Central to regarding gonzo poetics as a neo-avant-garde practice is in the categorical authority of the new. In a non-traditionalist contemporary society, aesthetic tradition is deductively questionable. The new gains its authority not by negating prior artistic exercises, as styles often do; it essentially negates tradition as an inescapable fact of history. To that end, the authority of the new ratifies the contemporary principle in art.
Gonzo poetics by all accounts is new and invariably radical, oppositional, and non-traditional. Giuliano recognizes newness as an aesthetic category of contemporary art. One that is grounded in hostility to mainstream values and traditions characteristic of “bourgeois-capitalist society.”

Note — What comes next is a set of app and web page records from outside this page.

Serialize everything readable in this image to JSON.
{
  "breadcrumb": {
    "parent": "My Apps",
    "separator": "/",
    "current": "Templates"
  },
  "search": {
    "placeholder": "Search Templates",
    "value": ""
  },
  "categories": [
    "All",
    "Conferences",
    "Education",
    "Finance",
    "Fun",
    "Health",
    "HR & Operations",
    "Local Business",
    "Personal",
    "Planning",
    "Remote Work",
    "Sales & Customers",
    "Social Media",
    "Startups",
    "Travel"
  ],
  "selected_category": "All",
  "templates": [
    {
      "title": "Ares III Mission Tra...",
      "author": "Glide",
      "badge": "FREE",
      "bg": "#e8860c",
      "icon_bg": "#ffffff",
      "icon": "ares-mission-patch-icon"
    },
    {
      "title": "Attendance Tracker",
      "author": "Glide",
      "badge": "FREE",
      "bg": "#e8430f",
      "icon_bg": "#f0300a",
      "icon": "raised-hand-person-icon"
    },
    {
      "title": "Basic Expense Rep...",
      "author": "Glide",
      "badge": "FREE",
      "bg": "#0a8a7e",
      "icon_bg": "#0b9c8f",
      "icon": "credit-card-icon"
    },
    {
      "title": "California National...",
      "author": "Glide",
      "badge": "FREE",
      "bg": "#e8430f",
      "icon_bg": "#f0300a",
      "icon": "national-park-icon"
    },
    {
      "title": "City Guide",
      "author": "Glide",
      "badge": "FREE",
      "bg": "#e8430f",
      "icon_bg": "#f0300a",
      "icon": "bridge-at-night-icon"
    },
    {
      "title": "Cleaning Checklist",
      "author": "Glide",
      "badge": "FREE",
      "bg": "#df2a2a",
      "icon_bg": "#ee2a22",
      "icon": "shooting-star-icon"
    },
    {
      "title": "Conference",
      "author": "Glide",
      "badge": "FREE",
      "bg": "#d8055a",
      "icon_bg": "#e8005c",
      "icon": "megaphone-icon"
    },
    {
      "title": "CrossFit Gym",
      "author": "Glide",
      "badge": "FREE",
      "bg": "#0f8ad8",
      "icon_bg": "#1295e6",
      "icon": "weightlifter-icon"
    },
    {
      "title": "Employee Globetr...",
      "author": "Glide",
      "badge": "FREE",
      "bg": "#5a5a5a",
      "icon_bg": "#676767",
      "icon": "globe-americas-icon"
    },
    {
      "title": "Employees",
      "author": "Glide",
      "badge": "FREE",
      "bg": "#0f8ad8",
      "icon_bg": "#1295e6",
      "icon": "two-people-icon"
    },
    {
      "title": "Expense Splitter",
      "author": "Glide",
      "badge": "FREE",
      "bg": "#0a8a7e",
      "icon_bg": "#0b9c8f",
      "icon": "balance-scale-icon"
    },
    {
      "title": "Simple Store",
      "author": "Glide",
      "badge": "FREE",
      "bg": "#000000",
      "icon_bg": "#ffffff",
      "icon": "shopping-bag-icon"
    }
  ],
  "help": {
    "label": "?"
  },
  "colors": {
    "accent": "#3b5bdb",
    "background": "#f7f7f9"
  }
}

As a new poet, Giuliano laments the reflexive negativity coming from a putatively uptight orthodoxy. By his own words he fiercely defends his position to inveigh against tradition: “Dissent is the essence of social, political, and artistic progress … Ultimately it is not the academy that prevails but the efforts of artists to subvert and destroy it … There is joy in anarchy … We must destroy in order to create anew.”
Gonzo is not a movement (not yet anyway), nor is it connected to any other avant-garde groups. It is a brand-new poetic practice with its objective and methods pointing toward a bebop tempo of “asyntactic poetry.” Clusters of words are strung jointly in a proprietary way to become language. Language, in turn, dictates meaning, thus keeping it all in context.
Key aspects of Giuliano’s poetry include the idea that asemantic-poetic sentences can actually possess meaning, and that it can also be used as poetic means to revolutionize poetry itself as a model of the gonzo revolution. Verses are made of few words, at times, just one will do the trick. Digressions are frequent, but Giuliano always returns to previous moments after amplifying them with clever anecdotes and convincing narratives. There is also an underlying erudition to Giuliano’s means of expression—transitions and transmutations give way to uncovering the unfamiliar. The reader must get some grasp of the subject matter at play in the poems to get the message. All of that is part of the method and style of the avant-garde.
His affinity for generating incomparable “beats” in free-verse lines helps in cultivating a percussive style that works its way through more than four hundred poems. There are no rules or traditions as of yet, but there is a method in the fine gonzo madness—the conception of unusual, if not extreme scenarios—that propels the poems bopward.
In his third tome of poetry, Ultra Cosmic Gonzology, Giuliano once again opens his world to the reader in intimate and intriguing ways. He reveals himself as an equal opportunity thinker, a master chronicler of his own life and times and, surprisingly, as an accidental poet who got it right once again, the third time around. More importantly, he may now be considered the quintessential avant-gardist creator of gonzo poetry.
Finally, let’s take heed to this paraphrase: “We must dare, and dare again, and go on daring!” (Georges Jacques Danton, Paris, Sept. 2, 1792). Readers beware, you miss the beat, you forgo the bop—traditionalists be damned!
Essay copyright, 2016, by Robert Henriquez. All global rights are reserved.
Ultra Cosmic Gomzology is availible at Amazon for $20. The book is richly illustrated with 402 pages. It will be launched with a reading at Gloucester Writers Center, 126 East Main Street, on Wednesday, August 31 at 7:30 PM.